**Provided data**

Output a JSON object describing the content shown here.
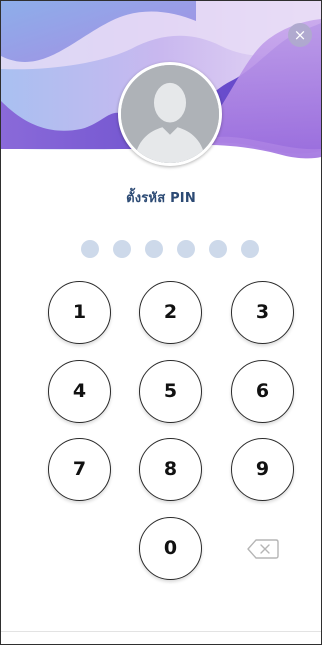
{
  "header": {
    "close_label": "×"
  },
  "title": "ตั้งรหัส PIN",
  "pin": {
    "length": 6,
    "entered": 0,
    "dot_color": "#cdd9ea"
  },
  "keypad": {
    "keys": [
      "1",
      "2",
      "3",
      "4",
      "5",
      "6",
      "7",
      "8",
      "9",
      "0"
    ],
    "backspace_icon": "backspace-icon"
  },
  "colors": {
    "title": "#2c4a74",
    "wave_light": "#d9cbf0",
    "wave_mid": "#b497e6",
    "wave_dark": "#6a4fd0",
    "wave_blue": "#7fa7e8"
  }
}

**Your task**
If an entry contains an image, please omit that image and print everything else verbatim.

**Exercise result**
Output a JSON object describing the content shown here.
{
  "header": {
    "close_label": "×"
  },
  "title": "ตั้งรหัส PIN",
  "pin": {
    "length": 6,
    "entered": 0,
    "dot_color": "#cdd9ea"
  },
  "keypad": {
    "keys": [
      "1",
      "2",
      "3",
      "4",
      "5",
      "6",
      "7",
      "8",
      "9",
      "0"
    ],
    "backspace_icon": "backspace-icon"
  },
  "colors": {
    "title": "#2c4a74",
    "wave_light": "#d9cbf0",
    "wave_mid": "#b497e6",
    "wave_dark": "#6a4fd0",
    "wave_blue": "#7fa7e8"
  }
}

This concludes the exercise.